# PROMPT
Find every line in the records below that contains the word "icon", and copy each such line.

(Saved data entries)
---
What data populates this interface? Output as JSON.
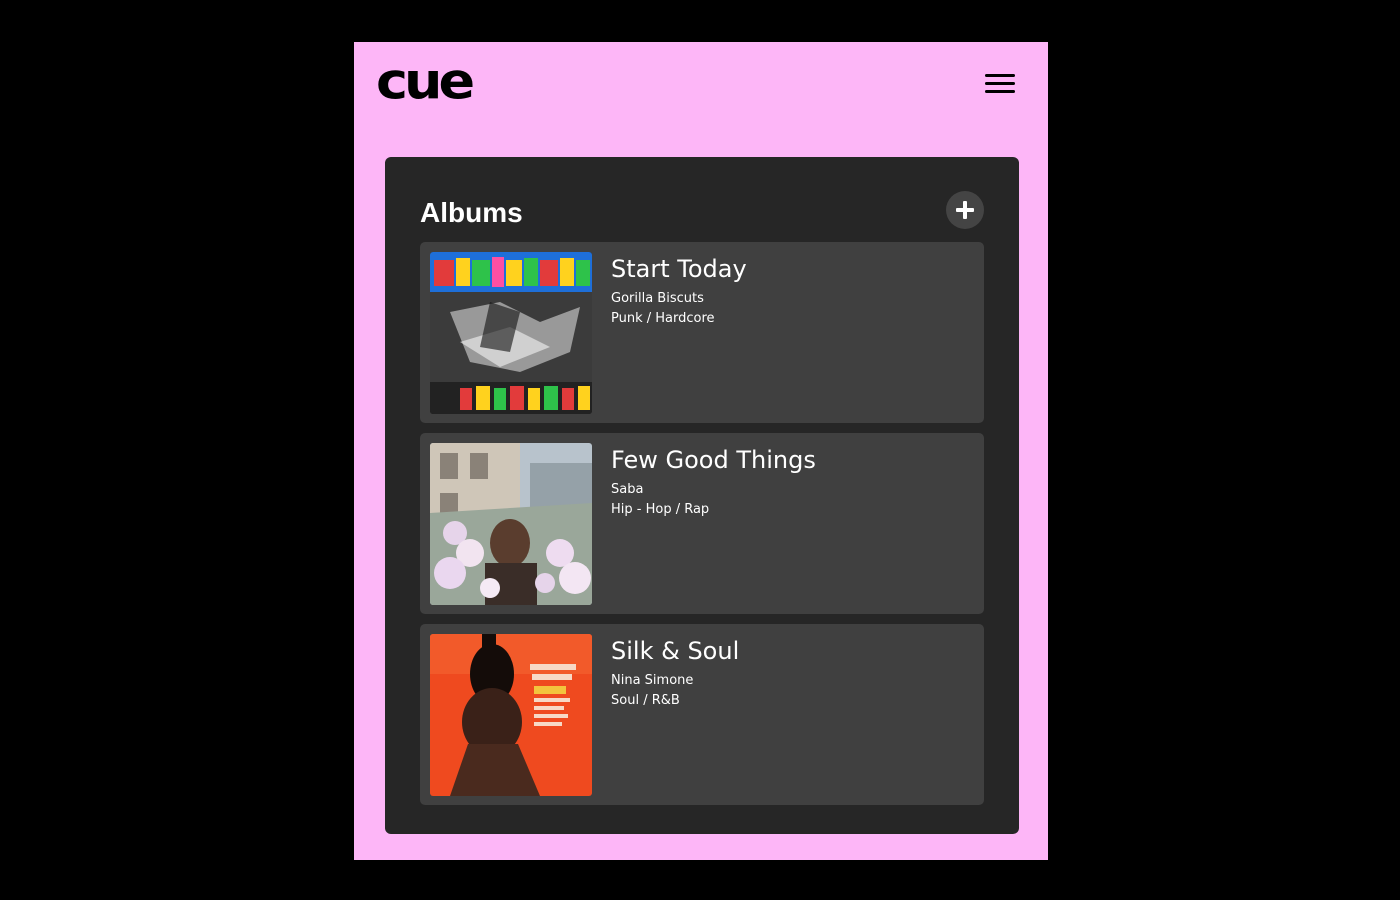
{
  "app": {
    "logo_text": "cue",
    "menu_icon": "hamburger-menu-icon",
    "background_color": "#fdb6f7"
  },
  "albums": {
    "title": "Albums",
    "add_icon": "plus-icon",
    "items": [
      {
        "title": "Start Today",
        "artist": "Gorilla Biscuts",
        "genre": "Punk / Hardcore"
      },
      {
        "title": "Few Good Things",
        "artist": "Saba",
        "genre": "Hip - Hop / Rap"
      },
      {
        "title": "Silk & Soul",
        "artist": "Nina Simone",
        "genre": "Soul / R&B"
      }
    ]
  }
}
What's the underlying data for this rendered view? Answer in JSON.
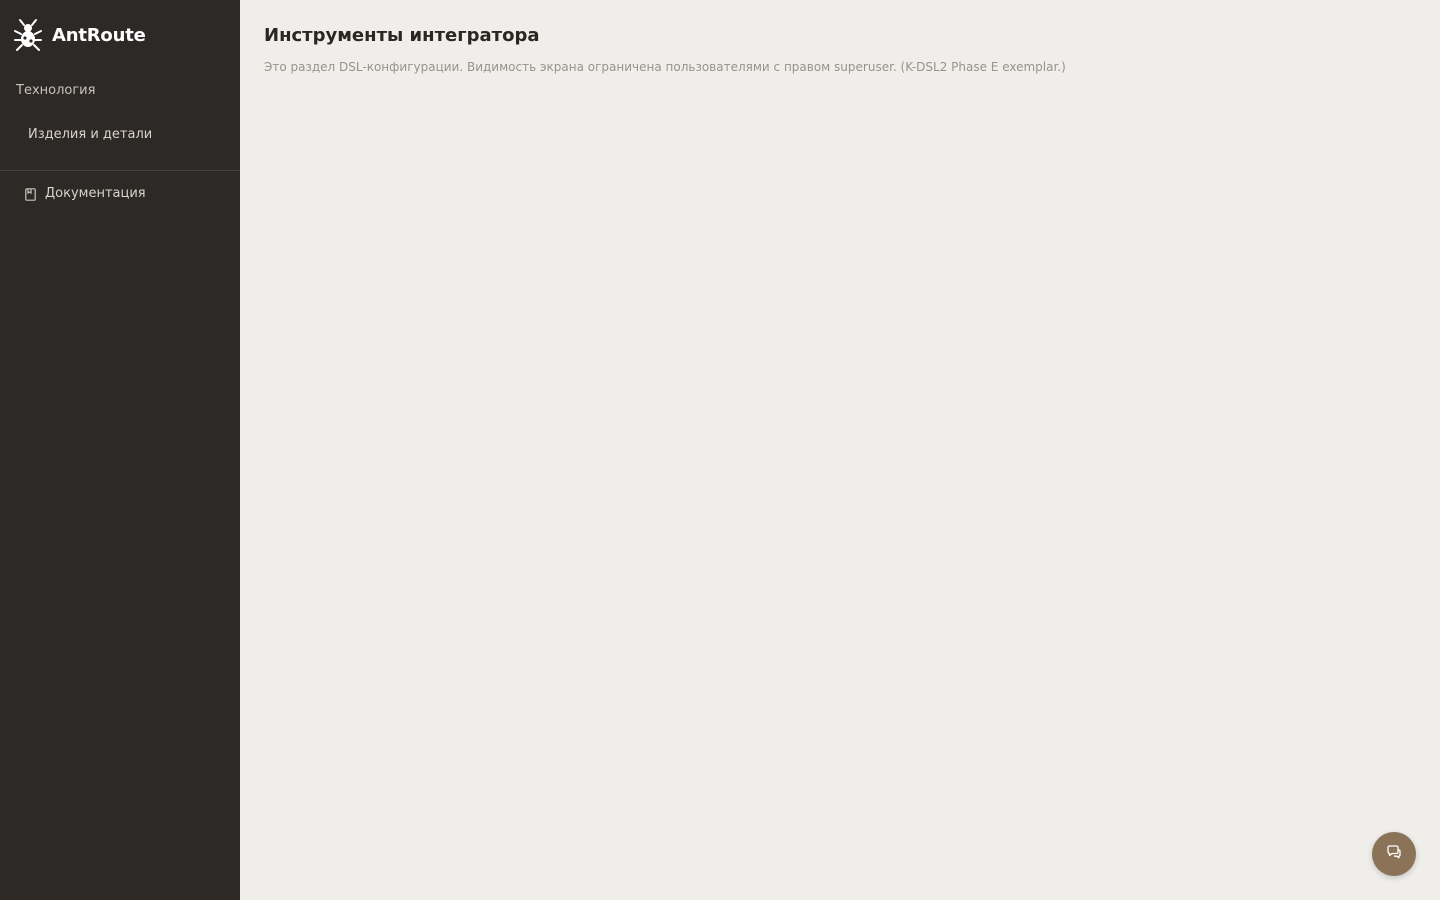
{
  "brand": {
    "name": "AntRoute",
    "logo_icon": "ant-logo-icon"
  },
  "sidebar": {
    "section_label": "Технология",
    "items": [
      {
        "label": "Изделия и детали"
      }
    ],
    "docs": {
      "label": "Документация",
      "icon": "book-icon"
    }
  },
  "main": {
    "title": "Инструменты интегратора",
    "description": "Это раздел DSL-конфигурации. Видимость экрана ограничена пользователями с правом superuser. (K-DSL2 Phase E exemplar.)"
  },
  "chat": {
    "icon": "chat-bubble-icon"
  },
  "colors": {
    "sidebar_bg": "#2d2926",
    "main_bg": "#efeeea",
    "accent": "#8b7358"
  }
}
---
# ANSWER TO THIS PROBLEM
    "menu_icon": "hamburger-menu-icon",
    "add_icon": "plus-icon",
    "logo_icon": "ant-logo-icon"
      "icon": "book-icon"
    "icon": "chat-bubble-icon"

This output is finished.